> [DATA FOR PROCESSING]:
********************

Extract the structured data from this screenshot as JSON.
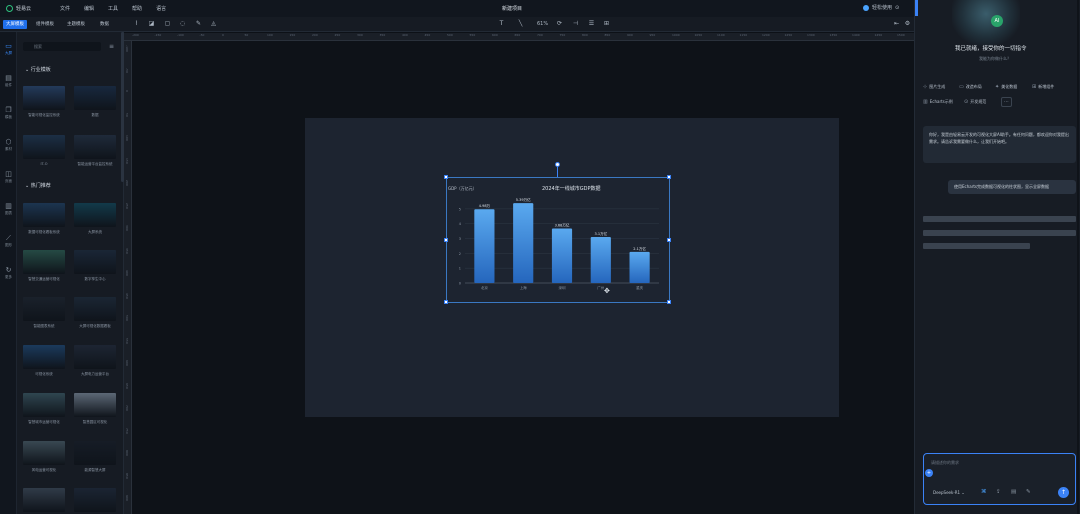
{
  "menu": {
    "app_name": "轻易云",
    "items": [
      "文件",
      "编辑",
      "工具",
      "帮助",
      "语言"
    ],
    "doc_title": "新建项目",
    "user_label": "轻松使用"
  },
  "toolbar": {
    "tabs": [
      "大屏模板",
      "组件模板",
      "主题模板",
      "数据"
    ],
    "zoom": "61%"
  },
  "rail": {
    "items": [
      {
        "icon": "monitor-icon",
        "label": "大屏",
        "active": true
      },
      {
        "icon": "component-icon",
        "label": "组件",
        "active": false
      },
      {
        "icon": "copy-icon",
        "label": "模板",
        "active": false
      },
      {
        "icon": "cube-icon",
        "label": "素材",
        "active": false
      },
      {
        "icon": "layout-icon",
        "label": "页面",
        "active": false
      },
      {
        "icon": "chart-icon",
        "label": "图表",
        "active": false
      },
      {
        "icon": "trend-icon",
        "label": "图形",
        "active": false
      },
      {
        "icon": "refresh-icon",
        "label": "更多",
        "active": false
      }
    ]
  },
  "panel": {
    "search_placeholder": "搜索",
    "sections": [
      "行业模板",
      "热门推荐"
    ],
    "templates": [
      {
        "caption": "智能可视化监控系统",
        "color": "#233a5a"
      },
      {
        "caption": "数据",
        "color": "#18283e"
      },
      {
        "caption": "IT-O",
        "color": "#1c2f45"
      },
      {
        "caption": "智能运营平台监控系统",
        "color": "#1f2a3a"
      },
      {
        "caption": "数据可视化看板系统",
        "color": "#1c3550"
      },
      {
        "caption": "大屏系统",
        "color": "#123a4a"
      },
      {
        "caption": "智慧交通运营可视化",
        "color": "#254a44"
      },
      {
        "caption": "数字孪生中心",
        "color": "#1a2636"
      },
      {
        "caption": "智能图表系统",
        "color": "#1a212b"
      },
      {
        "caption": "大屏可视化数据看板",
        "color": "#1b2634"
      },
      {
        "caption": "可视化系统",
        "color": "#1b3a5c"
      },
      {
        "caption": "大屏电力运营平台",
        "color": "#1d2533"
      },
      {
        "caption": "智慧城市运营可视化",
        "color": "#2f4650"
      },
      {
        "caption": "智慧园区可视化",
        "color": "#5c6876"
      },
      {
        "caption": "风电运营可视化",
        "color": "#394852"
      },
      {
        "caption": "能源智慧大屏",
        "color": "#161c26"
      },
      {
        "caption": "",
        "color": "#303b48"
      },
      {
        "caption": "",
        "color": "#1b2433"
      }
    ]
  },
  "ruler": {
    "top": [
      "-200",
      "-150",
      "-100",
      "-50",
      "0",
      "50",
      "100",
      "150",
      "200",
      "250",
      "300",
      "350",
      "400",
      "450",
      "500",
      "550",
      "600",
      "650",
      "700",
      "750",
      "800",
      "850",
      "900",
      "950",
      "1000",
      "1050",
      "1100",
      "1150",
      "1200",
      "1250",
      "1300",
      "1350",
      "1400",
      "1450",
      "1500"
    ],
    "left": [
      "-100",
      "-50",
      "0",
      "50",
      "100",
      "150",
      "200",
      "250",
      "300",
      "350",
      "400",
      "450",
      "500",
      "550",
      "600",
      "650",
      "700",
      "750",
      "800",
      "850",
      "900"
    ]
  },
  "chart_data": {
    "type": "bar",
    "title": "2024年一线城市GDP数据",
    "ylabel": "GDP（万亿元）",
    "categories": [
      "北京",
      "上海",
      "深圳",
      "广州",
      "重庆"
    ],
    "values": [
      4.98,
      5.39,
      3.68,
      3.1,
      2.1
    ],
    "data_labels": [
      "4.98万",
      "5.39万亿",
      "3.68万亿",
      "3.1万亿",
      "2.1万亿"
    ],
    "yticks": [
      0,
      1,
      2,
      3,
      4,
      5
    ],
    "ylim": [
      0,
      5.6
    ],
    "bar_color_top": "#5aa9ef",
    "bar_color_bottom": "#2566bd",
    "grid": true
  },
  "ai": {
    "greeting": "我已就绪，接受你的一切指令",
    "sub": "我能为你做什么？",
    "chips": [
      "图片生成",
      "改造布局",
      "美化数据",
      "新增组件",
      "Echarts示例",
      "开发规范"
    ],
    "bubble": "你好，我是由轻易云开发的可视化大屏AI助手。有任何问题，都欢迎你对我提出需求。请告诉我需要做什么，让我们开始吧。",
    "user_msg": "使用Echarts完成数据可视化的柱状图，显示全屏数据",
    "input_placeholder": "请描述你的需求",
    "model_label": "DeepSeek-R1",
    "accent": "#3b82f6"
  }
}
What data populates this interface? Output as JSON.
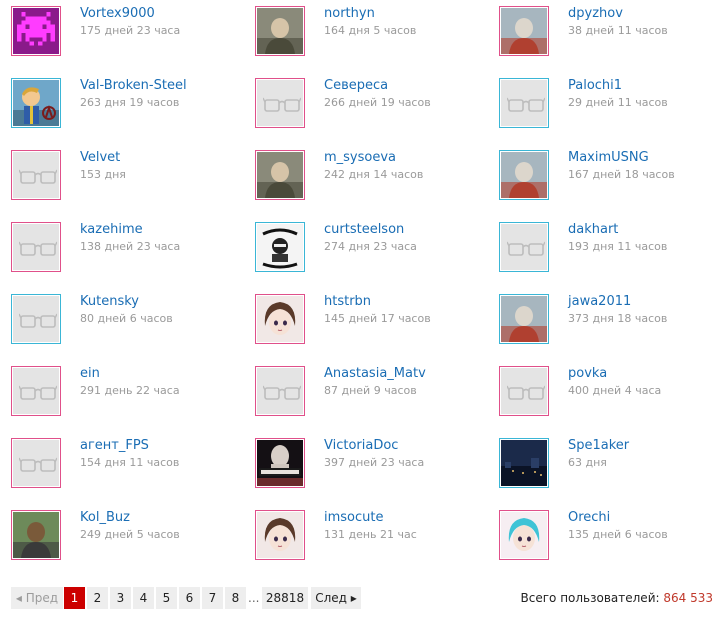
{
  "users": [
    {
      "name": "Vortex9000",
      "since": "175 дней 23 часа",
      "avatar": "pixel-invader-avatar",
      "ring": "pink"
    },
    {
      "name": "northyn",
      "since": "164 дня 5 часов",
      "avatar": "photo-avatar",
      "ring": "pink"
    },
    {
      "name": "dpyzhov",
      "since": "38 дней 11 часов",
      "avatar": "photo-avatar",
      "ring": "pink"
    },
    {
      "name": "Val-Broken-Steel",
      "since": "263 дня 19 часов",
      "avatar": "vault-boy-avatar",
      "ring": "blue"
    },
    {
      "name": "Севереса",
      "since": "266 дней 19 часов",
      "avatar": "placeholder-glasses",
      "ring": "pink"
    },
    {
      "name": "Palochi1",
      "since": "29 дней 11 часов",
      "avatar": "placeholder-glasses",
      "ring": "blue"
    },
    {
      "name": "Velvet",
      "since": "153 дня",
      "avatar": "placeholder-glasses",
      "ring": "pink"
    },
    {
      "name": "m_sysoeva",
      "since": "242 дня 14 часов",
      "avatar": "photo-avatar",
      "ring": "pink"
    },
    {
      "name": "MaximUSNG",
      "since": "167 дней 18 часов",
      "avatar": "photo-avatar",
      "ring": "blue"
    },
    {
      "name": "kazehime",
      "since": "138 дней 23 часа",
      "avatar": "placeholder-glasses",
      "ring": "pink"
    },
    {
      "name": "curtsteelson",
      "since": "274 дня 23 часа",
      "avatar": "poster-avatar",
      "ring": "blue"
    },
    {
      "name": "dakhart",
      "since": "193 дня 11 часов",
      "avatar": "placeholder-glasses",
      "ring": "blue"
    },
    {
      "name": "Kutensky",
      "since": "80 дней 6 часов",
      "avatar": "placeholder-glasses",
      "ring": "blue"
    },
    {
      "name": "htstrbn",
      "since": "145 дней 17 часов",
      "avatar": "anime-avatar",
      "ring": "pink"
    },
    {
      "name": "jawa2011",
      "since": "373 дня 18 часов",
      "avatar": "photo-avatar",
      "ring": "blue"
    },
    {
      "name": "ein",
      "since": "291 день 22 часа",
      "avatar": "placeholder-glasses",
      "ring": "pink"
    },
    {
      "name": "Anastasia_Matv",
      "since": "87 дней 9 часов",
      "avatar": "placeholder-glasses",
      "ring": "pink"
    },
    {
      "name": "povka",
      "since": "400 дней 4 часа",
      "avatar": "placeholder-glasses",
      "ring": "pink"
    },
    {
      "name": "агент_FPS",
      "since": "154 дня 11 часов",
      "avatar": "placeholder-glasses",
      "ring": "pink"
    },
    {
      "name": "VictoriaDoc",
      "since": "397 дней 23 часа",
      "avatar": "viper-avatar",
      "ring": "pink"
    },
    {
      "name": "Spe1aker",
      "since": "63 дня",
      "avatar": "night-city-avatar",
      "ring": "blue"
    },
    {
      "name": "Kol_Buz",
      "since": "249 дней 5 часов",
      "avatar": "photo-avatar",
      "ring": "pink"
    },
    {
      "name": "imsocute",
      "since": "131 день 21 час",
      "avatar": "anime-avatar",
      "ring": "pink"
    },
    {
      "name": "Orechi",
      "since": "135 дней 6 часов",
      "avatar": "anime-avatar",
      "ring": "pink"
    }
  ],
  "pagination": {
    "prev": "◂ Пред",
    "pages": [
      "1",
      "2",
      "3",
      "4",
      "5",
      "6",
      "7",
      "8"
    ],
    "current": "1",
    "ellipsis": "...",
    "last": "28818",
    "next": "След ▸"
  },
  "total": {
    "label": "Всего пользователей:",
    "value": "864 533"
  },
  "colors": {
    "link": "#1a6db4",
    "meta": "#9a9a9a",
    "ring_pink": "#e0508a",
    "ring_blue": "#3ab6d6",
    "active_page": "#cc0000",
    "total_value": "#c0392b"
  }
}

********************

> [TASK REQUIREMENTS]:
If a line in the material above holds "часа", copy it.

> [SOLUTION FOR THIS PROBLEM]:
      "since": "175 дней 23 часа",
      "since": "138 дней 23 часа",
      "since": "274 дня 23 часа",
      "since": "291 день 22 часа",
      "since": "400 дней 4 часа",
      "since": "397 дней 23 часа",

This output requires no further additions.